■ **MATERIAL PROVIDED**:
▬▬▬▬▬▬▬▬▬▬

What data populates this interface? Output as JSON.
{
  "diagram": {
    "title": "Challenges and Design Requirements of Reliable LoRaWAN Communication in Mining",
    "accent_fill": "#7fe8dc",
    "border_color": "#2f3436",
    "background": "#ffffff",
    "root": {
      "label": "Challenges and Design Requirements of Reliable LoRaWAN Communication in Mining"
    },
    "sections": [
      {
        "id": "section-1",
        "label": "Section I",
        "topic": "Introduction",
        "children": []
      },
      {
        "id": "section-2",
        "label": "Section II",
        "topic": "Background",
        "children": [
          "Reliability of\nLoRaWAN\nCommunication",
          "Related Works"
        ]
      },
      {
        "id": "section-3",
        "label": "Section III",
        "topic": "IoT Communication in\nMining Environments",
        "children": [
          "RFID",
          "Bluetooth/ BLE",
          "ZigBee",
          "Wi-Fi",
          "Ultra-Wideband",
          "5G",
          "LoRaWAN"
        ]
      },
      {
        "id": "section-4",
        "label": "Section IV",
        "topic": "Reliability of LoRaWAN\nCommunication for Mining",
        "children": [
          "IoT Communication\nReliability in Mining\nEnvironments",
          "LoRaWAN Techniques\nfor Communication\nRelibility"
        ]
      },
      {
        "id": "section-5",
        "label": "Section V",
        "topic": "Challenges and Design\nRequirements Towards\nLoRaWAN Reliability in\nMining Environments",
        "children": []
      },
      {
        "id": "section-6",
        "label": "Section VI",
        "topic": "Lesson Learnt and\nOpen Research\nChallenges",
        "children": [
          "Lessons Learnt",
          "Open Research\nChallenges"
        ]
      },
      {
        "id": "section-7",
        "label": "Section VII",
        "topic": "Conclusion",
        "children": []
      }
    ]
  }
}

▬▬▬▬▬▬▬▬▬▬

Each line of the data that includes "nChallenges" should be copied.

■ **RESPONSE**:
        "topic": "Lesson Learnt and\nOpen Research\nChallenges",
          "Open Research\nChallenges"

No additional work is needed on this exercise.